Records contained in a dataset:
+-------+
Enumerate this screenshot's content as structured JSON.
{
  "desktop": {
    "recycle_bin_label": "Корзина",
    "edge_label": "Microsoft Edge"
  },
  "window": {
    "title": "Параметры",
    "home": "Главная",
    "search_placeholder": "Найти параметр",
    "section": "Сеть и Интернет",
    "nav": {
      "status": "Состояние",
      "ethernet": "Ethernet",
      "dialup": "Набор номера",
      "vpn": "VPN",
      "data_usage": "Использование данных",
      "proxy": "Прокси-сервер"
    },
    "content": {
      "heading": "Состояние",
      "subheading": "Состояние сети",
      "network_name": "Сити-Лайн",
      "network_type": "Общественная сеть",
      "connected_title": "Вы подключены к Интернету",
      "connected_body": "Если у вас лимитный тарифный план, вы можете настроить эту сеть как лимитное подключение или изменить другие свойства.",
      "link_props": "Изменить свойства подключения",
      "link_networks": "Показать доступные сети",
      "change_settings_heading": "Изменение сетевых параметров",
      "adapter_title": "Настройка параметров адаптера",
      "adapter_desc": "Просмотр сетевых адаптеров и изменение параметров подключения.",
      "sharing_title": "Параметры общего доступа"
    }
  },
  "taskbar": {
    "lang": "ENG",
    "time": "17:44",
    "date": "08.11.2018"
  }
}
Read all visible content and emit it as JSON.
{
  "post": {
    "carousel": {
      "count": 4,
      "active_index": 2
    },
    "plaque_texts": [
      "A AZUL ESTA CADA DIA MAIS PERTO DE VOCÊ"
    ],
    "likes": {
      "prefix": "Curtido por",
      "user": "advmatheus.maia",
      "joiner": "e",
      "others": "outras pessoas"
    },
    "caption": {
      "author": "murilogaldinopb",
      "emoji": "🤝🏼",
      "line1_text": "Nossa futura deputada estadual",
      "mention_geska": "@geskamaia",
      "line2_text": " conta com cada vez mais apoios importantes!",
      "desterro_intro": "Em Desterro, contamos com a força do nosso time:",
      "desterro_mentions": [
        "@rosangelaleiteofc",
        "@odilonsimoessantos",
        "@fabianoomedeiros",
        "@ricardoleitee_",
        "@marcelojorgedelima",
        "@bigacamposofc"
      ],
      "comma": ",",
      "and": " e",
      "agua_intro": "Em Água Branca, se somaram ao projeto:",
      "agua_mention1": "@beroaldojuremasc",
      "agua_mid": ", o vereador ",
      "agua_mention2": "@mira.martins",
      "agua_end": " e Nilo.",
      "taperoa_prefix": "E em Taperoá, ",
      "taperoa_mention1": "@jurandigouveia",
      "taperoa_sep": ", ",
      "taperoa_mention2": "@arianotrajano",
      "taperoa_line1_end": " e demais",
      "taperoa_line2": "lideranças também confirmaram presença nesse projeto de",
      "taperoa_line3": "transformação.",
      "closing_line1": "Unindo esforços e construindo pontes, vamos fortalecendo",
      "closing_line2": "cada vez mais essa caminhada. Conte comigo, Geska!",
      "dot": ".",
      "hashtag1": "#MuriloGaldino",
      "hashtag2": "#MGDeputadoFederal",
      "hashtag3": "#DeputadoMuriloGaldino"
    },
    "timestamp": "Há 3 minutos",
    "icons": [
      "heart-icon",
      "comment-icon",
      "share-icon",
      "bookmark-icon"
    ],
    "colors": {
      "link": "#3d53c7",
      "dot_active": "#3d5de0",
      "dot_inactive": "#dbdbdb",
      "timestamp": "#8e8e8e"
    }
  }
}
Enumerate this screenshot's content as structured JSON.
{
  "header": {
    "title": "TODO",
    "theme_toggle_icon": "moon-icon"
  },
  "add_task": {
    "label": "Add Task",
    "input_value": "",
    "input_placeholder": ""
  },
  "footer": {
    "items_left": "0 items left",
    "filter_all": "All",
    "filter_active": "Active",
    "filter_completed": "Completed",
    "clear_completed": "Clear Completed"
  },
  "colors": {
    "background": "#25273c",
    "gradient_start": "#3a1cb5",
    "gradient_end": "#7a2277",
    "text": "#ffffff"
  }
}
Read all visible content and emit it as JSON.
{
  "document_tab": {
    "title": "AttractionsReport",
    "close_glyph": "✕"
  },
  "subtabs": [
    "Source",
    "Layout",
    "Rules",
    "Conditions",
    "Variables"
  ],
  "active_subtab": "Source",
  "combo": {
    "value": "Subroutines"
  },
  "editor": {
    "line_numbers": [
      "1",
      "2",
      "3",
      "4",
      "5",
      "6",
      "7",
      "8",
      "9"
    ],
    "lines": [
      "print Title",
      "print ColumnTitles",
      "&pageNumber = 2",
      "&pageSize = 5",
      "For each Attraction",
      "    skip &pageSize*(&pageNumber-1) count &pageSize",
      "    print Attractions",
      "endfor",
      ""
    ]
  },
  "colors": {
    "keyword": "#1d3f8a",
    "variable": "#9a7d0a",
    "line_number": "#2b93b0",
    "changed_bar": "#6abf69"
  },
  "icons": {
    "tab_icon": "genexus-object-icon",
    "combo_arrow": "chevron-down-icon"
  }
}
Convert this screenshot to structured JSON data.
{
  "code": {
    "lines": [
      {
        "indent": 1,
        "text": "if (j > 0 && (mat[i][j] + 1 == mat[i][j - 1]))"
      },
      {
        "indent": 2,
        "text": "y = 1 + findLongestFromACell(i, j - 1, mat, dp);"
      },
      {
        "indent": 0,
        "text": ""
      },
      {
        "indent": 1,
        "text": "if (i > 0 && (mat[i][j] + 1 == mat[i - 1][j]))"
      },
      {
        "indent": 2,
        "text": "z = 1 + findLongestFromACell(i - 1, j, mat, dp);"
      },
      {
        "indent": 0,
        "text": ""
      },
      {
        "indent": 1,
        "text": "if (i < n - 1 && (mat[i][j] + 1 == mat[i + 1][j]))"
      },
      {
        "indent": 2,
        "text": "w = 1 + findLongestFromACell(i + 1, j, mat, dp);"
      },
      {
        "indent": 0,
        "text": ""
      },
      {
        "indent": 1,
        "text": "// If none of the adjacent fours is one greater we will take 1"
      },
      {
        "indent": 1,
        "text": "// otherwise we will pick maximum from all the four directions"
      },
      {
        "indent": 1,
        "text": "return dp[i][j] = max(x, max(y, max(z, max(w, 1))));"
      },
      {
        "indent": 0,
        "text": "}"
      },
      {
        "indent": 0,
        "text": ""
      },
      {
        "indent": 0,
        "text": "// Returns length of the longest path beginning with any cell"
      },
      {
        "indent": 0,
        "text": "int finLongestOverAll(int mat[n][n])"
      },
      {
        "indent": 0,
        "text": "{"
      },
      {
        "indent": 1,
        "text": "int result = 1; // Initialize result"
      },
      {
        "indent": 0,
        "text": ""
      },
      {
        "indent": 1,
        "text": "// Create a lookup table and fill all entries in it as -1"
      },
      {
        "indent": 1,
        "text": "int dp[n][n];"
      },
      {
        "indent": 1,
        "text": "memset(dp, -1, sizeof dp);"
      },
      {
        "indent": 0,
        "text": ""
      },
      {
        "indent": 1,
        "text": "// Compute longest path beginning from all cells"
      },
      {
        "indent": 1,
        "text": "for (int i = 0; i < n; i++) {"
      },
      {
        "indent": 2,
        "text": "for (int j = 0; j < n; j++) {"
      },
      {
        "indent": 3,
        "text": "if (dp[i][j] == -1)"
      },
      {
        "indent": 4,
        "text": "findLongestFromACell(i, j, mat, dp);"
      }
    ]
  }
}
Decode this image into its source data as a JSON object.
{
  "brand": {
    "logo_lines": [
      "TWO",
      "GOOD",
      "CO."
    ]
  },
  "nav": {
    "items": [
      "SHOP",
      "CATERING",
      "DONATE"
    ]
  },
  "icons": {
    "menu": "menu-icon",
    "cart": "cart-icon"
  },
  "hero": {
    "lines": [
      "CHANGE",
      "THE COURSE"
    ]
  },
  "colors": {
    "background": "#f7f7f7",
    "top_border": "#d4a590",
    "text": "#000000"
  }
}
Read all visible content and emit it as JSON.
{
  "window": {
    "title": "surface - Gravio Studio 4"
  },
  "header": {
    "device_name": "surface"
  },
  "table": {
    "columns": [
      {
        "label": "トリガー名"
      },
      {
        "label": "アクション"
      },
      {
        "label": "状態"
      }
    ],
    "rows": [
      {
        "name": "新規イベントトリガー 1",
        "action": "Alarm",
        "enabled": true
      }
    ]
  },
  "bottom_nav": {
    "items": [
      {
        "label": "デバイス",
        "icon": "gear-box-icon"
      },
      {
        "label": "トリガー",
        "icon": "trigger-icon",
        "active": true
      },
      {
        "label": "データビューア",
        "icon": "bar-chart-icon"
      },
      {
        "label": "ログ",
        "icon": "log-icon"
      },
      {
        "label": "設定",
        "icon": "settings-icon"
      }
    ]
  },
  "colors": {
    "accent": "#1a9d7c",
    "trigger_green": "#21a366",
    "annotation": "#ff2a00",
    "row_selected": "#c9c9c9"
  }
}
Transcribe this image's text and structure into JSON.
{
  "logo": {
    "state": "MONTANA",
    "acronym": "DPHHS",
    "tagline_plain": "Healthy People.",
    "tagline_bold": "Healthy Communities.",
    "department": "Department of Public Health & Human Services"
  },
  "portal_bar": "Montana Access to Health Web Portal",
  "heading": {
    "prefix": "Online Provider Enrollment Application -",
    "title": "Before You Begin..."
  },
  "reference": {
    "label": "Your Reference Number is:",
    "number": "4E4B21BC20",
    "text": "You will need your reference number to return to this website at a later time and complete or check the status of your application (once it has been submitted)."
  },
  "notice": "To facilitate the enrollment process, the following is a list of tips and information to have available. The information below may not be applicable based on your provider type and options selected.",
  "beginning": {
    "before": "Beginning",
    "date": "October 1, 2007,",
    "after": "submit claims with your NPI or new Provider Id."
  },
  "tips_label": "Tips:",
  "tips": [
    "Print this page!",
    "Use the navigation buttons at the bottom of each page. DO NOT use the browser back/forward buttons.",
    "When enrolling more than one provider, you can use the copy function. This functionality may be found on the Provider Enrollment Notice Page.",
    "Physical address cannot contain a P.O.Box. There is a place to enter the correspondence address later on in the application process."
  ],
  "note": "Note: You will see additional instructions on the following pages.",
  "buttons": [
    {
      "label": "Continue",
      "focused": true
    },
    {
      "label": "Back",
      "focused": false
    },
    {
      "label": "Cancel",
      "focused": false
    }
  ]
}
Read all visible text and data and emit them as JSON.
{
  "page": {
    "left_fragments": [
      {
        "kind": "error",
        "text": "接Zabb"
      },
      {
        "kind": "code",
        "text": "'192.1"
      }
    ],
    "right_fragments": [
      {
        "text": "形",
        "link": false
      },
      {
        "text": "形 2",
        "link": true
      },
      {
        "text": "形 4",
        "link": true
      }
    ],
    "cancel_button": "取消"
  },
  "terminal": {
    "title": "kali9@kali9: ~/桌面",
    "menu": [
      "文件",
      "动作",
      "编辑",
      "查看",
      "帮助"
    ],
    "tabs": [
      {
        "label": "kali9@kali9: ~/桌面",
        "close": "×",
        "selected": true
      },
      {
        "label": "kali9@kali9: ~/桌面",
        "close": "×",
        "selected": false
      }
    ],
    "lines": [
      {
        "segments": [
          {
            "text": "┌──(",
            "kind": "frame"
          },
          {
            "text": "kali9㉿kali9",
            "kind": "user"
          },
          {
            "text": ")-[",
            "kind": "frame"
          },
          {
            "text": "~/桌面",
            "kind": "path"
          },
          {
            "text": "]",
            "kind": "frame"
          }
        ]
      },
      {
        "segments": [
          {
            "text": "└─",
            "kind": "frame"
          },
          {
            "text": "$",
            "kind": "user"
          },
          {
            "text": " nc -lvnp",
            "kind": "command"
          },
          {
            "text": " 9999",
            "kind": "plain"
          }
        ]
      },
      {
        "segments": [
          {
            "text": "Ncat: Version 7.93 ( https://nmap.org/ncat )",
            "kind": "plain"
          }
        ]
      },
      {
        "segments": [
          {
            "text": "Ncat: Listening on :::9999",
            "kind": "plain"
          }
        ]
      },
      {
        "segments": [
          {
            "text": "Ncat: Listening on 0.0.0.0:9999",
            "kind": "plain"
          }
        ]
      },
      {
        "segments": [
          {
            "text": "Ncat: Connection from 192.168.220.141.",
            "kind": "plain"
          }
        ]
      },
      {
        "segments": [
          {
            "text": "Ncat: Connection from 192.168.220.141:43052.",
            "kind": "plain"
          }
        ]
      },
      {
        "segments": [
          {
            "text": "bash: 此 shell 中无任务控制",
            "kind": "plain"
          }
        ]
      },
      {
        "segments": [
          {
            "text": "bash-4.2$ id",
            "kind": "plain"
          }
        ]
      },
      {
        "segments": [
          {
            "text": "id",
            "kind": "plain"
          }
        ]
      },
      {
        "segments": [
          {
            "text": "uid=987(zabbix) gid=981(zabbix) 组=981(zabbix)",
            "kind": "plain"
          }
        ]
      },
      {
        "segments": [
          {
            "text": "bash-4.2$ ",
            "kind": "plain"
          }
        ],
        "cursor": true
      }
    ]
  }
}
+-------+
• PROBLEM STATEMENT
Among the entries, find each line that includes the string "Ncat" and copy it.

• ANSWER BOX
            "text": "Ncat: Version 7.93 ( https://nmap.org/ncat )",
            "text": "Ncat: Listening on :::9999",
            "text": "Ncat: Listening on 0.0.0.0:9999",
            "text": "Ncat: Connection from 192.168.220.141.",
            "text": "Ncat: Connection from 192.168.220.141:43052.",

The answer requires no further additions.